True to that legacy, Raley’s continues to evolve and is a leader in the
market place. Today, the company’s vision is guided by Michael Teel’s
personal passion to help people eat better one plate at a time, company
Teel, the grandson of Thomas P. Raley, is now the third-generation
owner of this family business. He is surrounded by dedicated employees—including an executive team comprised of company veterans, newcomers and some returnees.
Today, Raley’s is the pride and joy of its market territory, viewed by
many consumers as the region’s hometown supermarket chain and considered the gold standard for grocery retailing in the area. Officials at
the privately-held company, which operates the Raley’s, Bel Air Market,
Nob Hill Foods and Food Source banners, as well as 13 Aisle One gas
stations, say it registers nearly $4 billion in annual sales.

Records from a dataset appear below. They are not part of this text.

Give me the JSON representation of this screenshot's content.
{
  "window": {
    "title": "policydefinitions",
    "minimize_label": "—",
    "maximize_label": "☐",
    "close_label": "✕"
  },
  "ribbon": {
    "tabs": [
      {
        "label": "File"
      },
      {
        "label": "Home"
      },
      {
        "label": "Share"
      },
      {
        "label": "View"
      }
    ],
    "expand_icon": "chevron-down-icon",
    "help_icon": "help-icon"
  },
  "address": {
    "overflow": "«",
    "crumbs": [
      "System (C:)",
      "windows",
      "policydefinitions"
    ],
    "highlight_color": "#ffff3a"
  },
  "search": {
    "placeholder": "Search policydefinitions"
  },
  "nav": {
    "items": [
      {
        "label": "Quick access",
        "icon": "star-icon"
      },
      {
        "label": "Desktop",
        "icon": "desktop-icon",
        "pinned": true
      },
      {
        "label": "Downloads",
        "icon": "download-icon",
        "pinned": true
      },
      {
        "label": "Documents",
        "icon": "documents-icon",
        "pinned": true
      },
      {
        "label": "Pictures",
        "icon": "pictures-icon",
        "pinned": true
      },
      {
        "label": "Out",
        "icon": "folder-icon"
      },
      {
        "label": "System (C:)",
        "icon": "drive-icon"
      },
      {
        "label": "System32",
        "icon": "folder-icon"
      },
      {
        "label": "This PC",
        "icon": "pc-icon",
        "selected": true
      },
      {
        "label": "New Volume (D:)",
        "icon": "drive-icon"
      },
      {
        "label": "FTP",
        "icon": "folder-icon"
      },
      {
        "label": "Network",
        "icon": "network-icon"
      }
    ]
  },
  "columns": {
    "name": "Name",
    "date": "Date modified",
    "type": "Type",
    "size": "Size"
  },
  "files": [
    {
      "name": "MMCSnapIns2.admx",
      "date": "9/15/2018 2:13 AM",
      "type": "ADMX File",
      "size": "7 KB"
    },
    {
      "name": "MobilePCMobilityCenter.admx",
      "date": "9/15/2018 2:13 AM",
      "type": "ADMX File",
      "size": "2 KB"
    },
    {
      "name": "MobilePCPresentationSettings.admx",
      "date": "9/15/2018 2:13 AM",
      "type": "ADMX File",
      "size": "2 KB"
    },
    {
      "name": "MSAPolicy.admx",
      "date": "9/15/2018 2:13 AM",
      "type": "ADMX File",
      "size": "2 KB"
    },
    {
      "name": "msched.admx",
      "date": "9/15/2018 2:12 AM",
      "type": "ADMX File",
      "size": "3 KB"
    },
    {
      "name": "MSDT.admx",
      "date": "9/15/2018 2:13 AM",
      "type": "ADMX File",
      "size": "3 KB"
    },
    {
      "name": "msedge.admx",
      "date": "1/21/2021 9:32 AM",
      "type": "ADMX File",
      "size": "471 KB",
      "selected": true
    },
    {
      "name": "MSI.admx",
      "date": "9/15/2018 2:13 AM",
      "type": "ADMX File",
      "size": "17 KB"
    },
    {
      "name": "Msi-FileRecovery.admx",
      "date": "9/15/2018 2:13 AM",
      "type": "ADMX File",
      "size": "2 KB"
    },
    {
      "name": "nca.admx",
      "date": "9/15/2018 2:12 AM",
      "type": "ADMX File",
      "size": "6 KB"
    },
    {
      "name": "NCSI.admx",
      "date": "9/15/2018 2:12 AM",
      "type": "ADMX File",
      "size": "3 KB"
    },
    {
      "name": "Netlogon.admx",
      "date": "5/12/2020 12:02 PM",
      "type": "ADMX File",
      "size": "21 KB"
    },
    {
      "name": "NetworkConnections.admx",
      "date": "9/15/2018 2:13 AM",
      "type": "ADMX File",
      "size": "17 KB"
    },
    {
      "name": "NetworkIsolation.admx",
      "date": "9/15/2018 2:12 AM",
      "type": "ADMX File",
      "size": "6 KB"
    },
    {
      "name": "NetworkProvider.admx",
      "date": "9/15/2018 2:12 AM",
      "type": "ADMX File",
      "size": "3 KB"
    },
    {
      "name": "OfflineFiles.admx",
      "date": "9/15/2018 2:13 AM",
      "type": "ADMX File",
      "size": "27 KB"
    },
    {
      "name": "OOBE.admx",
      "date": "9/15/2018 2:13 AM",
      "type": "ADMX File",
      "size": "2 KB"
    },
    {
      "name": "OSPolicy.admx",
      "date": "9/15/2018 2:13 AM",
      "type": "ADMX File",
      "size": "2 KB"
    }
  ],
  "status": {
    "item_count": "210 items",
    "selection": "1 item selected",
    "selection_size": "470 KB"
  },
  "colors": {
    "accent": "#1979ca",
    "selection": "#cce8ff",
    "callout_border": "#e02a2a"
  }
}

For those reasons, and many more, including great customer service, clean, easy-to-shop stores and a focus on a number of key categories, Grocery Headquarters has chosen Raley’s as its 2017 Independent
Retailer of the Year.
“I left the company in 2002 for personal reasons, I guess the biggest one
was for self-discovery,” says Teel, now the president and CEO of the West
Sacramento, Calif.-based chain. “I spent seven years trying to find a way
The Raley’s executive committee (from left): Keith Knopf, Kevin Konkel, Helen Singmaster,
Mike Teel, Mark Foley, Ken Mueller, Kevin Curry and Deirdre Zimmermann.
to get back after I saw that the company was overly focused on pricing
instead of purpose. Once I got back here I had to rebuild the trust with
our consumers and suppliers, create a point of difference with our com-
petition and create a purpose for shoppers visiting our stores.”
Raley’s adopted a merchandising strategy in the early 2000s that
tested the everyday value pricing model, then dropped it to fall back